We may not be able to take away the physical pain, but we can point one another to him who promises one day to completely heal us. For now we cling to his promise of restoration, cling to him who has the ability also to restore the body. He will make all things new (Rev. 21:5). We will be free from sin, pain, and tears (Is. 65:19; Rev. 21:4). We will be free from isolation, self-condemnation, darkness, fear and anger (cf. Is. 35:10 //51:11; Rev. 21:22-27). We will be utterly free to love our Creator and our neighbor. While we may not fully experience that freedom now, we can help one another to experience genuine tastes of shalom even in the present, even in our pain, even as we struggle with our sin.

Rebecca:
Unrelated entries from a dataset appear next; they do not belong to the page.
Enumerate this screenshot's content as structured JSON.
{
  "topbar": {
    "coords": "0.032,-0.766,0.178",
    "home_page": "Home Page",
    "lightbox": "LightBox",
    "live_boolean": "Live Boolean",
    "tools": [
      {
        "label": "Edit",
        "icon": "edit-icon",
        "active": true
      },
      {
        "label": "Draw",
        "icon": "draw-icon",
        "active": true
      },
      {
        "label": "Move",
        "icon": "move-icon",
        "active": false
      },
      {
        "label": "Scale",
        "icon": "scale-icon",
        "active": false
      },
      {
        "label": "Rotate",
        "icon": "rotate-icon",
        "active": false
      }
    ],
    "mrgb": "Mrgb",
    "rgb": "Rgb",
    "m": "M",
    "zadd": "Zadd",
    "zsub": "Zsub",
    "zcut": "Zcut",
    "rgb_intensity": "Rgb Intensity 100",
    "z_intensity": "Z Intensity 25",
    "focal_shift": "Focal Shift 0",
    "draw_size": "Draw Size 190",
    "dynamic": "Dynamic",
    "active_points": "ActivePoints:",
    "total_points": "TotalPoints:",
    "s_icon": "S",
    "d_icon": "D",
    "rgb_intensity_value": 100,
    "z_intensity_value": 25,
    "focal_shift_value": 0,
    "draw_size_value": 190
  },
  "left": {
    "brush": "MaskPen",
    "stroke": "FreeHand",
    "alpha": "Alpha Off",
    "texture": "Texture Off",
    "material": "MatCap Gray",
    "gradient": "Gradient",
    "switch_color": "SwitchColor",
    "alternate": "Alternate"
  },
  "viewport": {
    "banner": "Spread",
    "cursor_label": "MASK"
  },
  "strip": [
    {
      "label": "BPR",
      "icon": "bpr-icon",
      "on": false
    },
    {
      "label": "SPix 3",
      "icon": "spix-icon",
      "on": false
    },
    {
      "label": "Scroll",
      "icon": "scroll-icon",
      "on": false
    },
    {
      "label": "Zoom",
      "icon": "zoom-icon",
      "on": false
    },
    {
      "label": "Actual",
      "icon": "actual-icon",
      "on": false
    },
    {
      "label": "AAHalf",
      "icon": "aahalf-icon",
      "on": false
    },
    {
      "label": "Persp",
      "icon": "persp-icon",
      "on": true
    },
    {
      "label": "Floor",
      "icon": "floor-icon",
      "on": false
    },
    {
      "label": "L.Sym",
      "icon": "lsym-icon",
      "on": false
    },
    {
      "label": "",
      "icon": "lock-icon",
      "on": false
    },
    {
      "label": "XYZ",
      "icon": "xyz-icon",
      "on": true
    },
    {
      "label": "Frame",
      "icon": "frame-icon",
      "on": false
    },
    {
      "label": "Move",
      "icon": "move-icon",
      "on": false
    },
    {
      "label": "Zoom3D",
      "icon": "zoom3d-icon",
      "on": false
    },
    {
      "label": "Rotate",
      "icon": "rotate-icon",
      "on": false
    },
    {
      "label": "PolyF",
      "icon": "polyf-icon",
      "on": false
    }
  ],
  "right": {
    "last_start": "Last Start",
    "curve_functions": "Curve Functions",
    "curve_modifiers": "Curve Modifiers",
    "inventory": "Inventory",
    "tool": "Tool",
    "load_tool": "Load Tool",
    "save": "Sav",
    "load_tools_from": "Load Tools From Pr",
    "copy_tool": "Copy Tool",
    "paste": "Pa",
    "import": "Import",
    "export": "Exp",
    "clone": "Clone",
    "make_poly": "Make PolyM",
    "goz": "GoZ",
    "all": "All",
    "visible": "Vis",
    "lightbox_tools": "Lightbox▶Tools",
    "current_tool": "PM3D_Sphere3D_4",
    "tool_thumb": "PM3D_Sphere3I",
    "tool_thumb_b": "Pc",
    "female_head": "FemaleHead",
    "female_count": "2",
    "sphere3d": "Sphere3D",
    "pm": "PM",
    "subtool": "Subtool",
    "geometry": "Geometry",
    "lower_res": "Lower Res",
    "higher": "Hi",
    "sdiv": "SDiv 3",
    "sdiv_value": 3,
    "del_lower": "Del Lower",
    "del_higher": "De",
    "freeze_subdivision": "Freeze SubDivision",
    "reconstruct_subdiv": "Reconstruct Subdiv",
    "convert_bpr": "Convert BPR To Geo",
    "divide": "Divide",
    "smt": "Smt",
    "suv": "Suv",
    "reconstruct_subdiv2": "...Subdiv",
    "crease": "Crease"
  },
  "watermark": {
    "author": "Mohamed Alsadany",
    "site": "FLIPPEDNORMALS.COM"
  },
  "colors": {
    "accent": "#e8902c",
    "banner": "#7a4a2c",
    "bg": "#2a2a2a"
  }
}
I am reading Nancy Pearcey's book Love Thy Body: Answering Hard Questions on Life and Sexuality. This quote is from the chapter on issues related to euthanasia.
It is outrageous that people today are terrified of one day requiring "help." We must stand by people struggling with their fears and let them know that even when they become less independent and productive, they are worthwhile persons deserving of care and respect. A student of mine named Alison Delong, who works for a suicide hotline, told me, "I spend hours every week persuading people not to end their lives, telling them that their lives still have value. It breaks my heart that people think they must be able to function in a certain way to be considered significant."
Most of us will need help with our basic care at some point, so this message about the significance and value of everyone is something we need to tell ourselves, too.


Deb:

I am also reading Nancy Pearcey's book, so I won't share another quote from the same book. However, this one from Sinclair Ferguson seemed perfect:
“When we behold the glory of Christ in the gospel, it reorders the loves of our hearts, so we delight in him supremely, and the other things that have ruled our lives lose their enslaving power over us.”
Sinclair B. Ferguson, The Whole Christ